1. Change behavior or cognition (“I will not eat any more of this doughnut”)
2. Justify behavior or cognition by changing the conflicting cognition (“I’m allowed to cheat every once in a while”)
3. Justify behavior or cognition by adding new cognitions (“I’ll spend 30 extra minutes at the gym to work this off”)
4. Ignore or deny any information that conflicts with existing beliefs (“This doughnut is not high in fat”)
Now, our fox clearly held the belief that the grapes were good enough to satisfy its hunger (why would it try to get them in the first place otherwise?), but the fact that the grapes were far out of its reach—the conflicting evidence—wasn’t something the fox could ignore. So, to justify its giving up on the grapes, instead of ignoring the bleeding obvious conflicting evidence (4), the fox changes the conflicting cognition (2): the grapes go from good to sour without any valid reason to think so.
Well, all in all the fox still does well. It does behave somewhat irrationally, but at least it does that only once.
When it comes to the desirability of defeating ageing, humans fare way worse.
Humans do not want to age biologically (and I’d add they don’t want to die, either, but let’s stick to ageing), because when they do, they get fragile, sick and they lose independence. Unfortunately, for the time being, ageing is not something that can be avoided.
So we have the wish not to age one one side—the cognition—and the conflicting evidence that everybody ages, no matter what you wish.
Now how do your average humans behave with respect to that?
Until they’re young, they can afford ignoring ageing altogether and behaving as if the problem will never touch them (ignoring conflicting evidence, 4). At some point it dawns on them that they will age, like everyone else, and they’re quick to give up on the wish not to age (changing the conflicting cognition, 2), undoubtedly helped by the fact that their predecessors have had the exact same problem and came up with a collection of entirely groundless pro-ageing justifications that nowadays are basically part of the collective subconscious.

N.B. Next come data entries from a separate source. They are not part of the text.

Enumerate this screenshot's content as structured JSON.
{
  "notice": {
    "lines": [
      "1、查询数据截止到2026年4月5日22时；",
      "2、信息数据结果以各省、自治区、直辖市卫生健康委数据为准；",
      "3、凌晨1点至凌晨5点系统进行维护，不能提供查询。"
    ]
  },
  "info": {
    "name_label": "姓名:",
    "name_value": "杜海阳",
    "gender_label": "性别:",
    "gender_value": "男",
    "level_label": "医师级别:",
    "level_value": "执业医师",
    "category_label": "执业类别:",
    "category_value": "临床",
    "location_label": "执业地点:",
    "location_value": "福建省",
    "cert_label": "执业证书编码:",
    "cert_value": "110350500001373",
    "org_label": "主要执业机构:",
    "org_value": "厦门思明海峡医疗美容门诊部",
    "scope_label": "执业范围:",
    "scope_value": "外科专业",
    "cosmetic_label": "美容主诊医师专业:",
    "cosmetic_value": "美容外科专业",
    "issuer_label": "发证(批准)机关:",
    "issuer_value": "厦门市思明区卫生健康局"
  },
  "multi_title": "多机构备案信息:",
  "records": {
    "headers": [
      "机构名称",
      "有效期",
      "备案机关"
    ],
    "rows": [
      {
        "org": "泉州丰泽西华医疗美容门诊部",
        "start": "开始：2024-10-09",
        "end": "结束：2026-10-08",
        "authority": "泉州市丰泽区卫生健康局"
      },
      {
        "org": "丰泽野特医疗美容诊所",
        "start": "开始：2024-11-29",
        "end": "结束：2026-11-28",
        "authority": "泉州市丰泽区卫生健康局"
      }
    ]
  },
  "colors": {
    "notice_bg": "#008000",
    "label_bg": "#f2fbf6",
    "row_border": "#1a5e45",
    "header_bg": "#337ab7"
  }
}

This is attained by means of more applications of 2 , 4, and 3: first people will convince themselves that ageing isn’t all that bad—which is again number 2, changing the conflicting cognition—ignoring the bleeding obvious fact (4) that getting old implies getting sicker (they still think that not everyone gets the diseases of old age, which is crazy nonsense), and then they will sugarcoat it, by throwing into the mix (adding new cognitions, 3) either completely unrelated things (e.g. “with ageing comes experience”, except that experience bears no connection whatsoever with biological ageing) or by disqualifying the defeat of ageing with alleged reasons (3) that’d make it undesirable (the usual suspects we have dealt with in the Advocacy section: overpopulation, meaning of life, everliving tyrants and the lot. As a sidenote, how often is everlasting youth—let alone immortality— depicted as invariably having nefarious consequences without the smallest shred of first-hand evidence? I’ve lost track). It’s interesting to note that in order to be able to bring forward these “reasons”, they need to ignore the evidence that shows that they’re not valid reasons at all, i.e. they fall back again onto number 4.
That’s one intricate mess of logical fallacies right there.
Now, don’t get me wrong: as reiterated elsewhere, as long as we had no clue as to how can we defeat ageing, this still made some sense—it helped us coping with the inevitable. Today, though, we’d better flush 2, 3 and 4 down the toilet and embrace number 1: change behaviour. Admit that ageing is terrible, realize that there are no excuses for it, stop defending it and stop trying to convince oneself that ageing is desirable; start supporting rejuvenation research and push to make things happen.
At that point the wish for everlasting youth won’t be a conflicting cognition anymore—its fulfillment will be just a matter of patience.